Page(s) 564 - 568
Title of proceedings 2018 Int Conf on Software Maintenance and Evolution, ICSME 2018
DOI 10.1109/icsme.2018.00068

Open Access

Type of Open Access Repository (Green Open Access)
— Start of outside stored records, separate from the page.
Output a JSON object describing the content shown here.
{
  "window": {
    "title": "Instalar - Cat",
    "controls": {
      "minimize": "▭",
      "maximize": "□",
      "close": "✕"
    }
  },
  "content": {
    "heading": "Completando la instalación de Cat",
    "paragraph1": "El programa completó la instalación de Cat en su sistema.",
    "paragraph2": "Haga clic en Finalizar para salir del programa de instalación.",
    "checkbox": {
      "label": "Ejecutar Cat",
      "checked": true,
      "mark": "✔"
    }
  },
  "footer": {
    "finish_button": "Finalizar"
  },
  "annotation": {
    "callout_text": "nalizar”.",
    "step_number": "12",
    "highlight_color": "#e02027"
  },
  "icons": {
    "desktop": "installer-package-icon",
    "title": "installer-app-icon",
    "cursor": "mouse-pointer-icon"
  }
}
By definition, the practice of Continuous Integration (CI) promotes continuous software quality improvement. In systems adopting such a practice, quality assurance is usually performed by using static and dynamic analysis tools (e.g., SonarQube) that compute overall metrics such as maintainability or reliability measures. Furthermore, developers usually define quality gates, i.e., source code quality thresholds that must be reached by the software product after every newly committed change. If certain quality gates fail (e.g., a maintainability metric is below a settled threshold), developers should refactor the code possibly addressing some of the proposed warnings. While previous research findings showed that refactoring is often not done in practice, it is still unclear whether and how the adoption of a CI philosophy has changed the way developers perceive and adopt refactoring. In this paper, we preliminarily study-running a survey study that involves 31 developers-how developers perform refactoring in CI, which needs they have and the barriers they face while continuously refactor source code.